Copy the following listing word for word.

* [Working data]
------------------------------------------------

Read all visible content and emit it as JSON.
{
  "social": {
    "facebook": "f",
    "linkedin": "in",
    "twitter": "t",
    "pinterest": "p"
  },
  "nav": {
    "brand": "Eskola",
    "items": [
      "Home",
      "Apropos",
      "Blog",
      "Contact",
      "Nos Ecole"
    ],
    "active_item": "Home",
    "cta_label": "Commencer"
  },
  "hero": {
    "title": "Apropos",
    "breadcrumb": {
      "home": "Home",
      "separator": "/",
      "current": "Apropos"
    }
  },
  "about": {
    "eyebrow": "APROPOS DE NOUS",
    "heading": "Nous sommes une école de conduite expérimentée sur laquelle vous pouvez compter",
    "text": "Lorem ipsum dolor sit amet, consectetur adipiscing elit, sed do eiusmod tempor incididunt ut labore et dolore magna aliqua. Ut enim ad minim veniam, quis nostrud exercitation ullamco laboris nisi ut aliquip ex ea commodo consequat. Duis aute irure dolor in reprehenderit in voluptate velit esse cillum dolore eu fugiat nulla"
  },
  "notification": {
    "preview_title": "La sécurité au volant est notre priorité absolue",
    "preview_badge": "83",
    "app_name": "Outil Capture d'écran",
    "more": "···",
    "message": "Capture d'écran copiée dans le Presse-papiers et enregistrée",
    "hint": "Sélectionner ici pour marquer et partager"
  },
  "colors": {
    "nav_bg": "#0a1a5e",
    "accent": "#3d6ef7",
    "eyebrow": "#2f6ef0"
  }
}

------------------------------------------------

* [The completed task]
Read all visible content and emit it as JSON.
{
  "social": {
    "facebook": "f",
    "linkedin": "in",
    "twitter": "t",
    "pinterest": "p"
  },
  "nav": {
    "brand": "Eskola",
    "items": [
      "Home",
      "Apropos",
      "Blog",
      "Contact",
      "Nos Ecole"
    ],
    "active_item": "Home",
    "cta_label": "Commencer"
  },
  "hero": {
    "title": "Apropos",
    "breadcrumb": {
      "home": "Home",
      "separator": "/",
      "current": "Apropos"
    }
  },
  "about": {
    "eyebrow": "APROPOS DE NOUS",
    "heading": "Nous sommes une école de conduite expérimentée sur laquelle vous pouvez compter",
    "text": "Lorem ipsum dolor sit amet, consectetur adipiscing elit, sed do eiusmod tempor incididunt ut labore et dolore magna aliqua. Ut enim ad minim veniam, quis nostrud exercitation ullamco laboris nisi ut aliquip ex ea commodo consequat. Duis aute irure dolor in reprehenderit in voluptate velit esse cillum dolore eu fugiat nulla"
  },
  "notification": {
    "preview_title": "La sécurité au volant est notre priorité absolue",
    "preview_badge": "83",
    "app_name": "Outil Capture d'écran",
    "more": "···",
    "message": "Capture d'écran copiée dans le Presse-papiers et enregistrée",
    "hint": "Sélectionner ici pour marquer et partager"
  },
  "colors": {
    "nav_bg": "#0a1a5e",
    "accent": "#3d6ef7",
    "eyebrow": "#2f6ef0"
  }
}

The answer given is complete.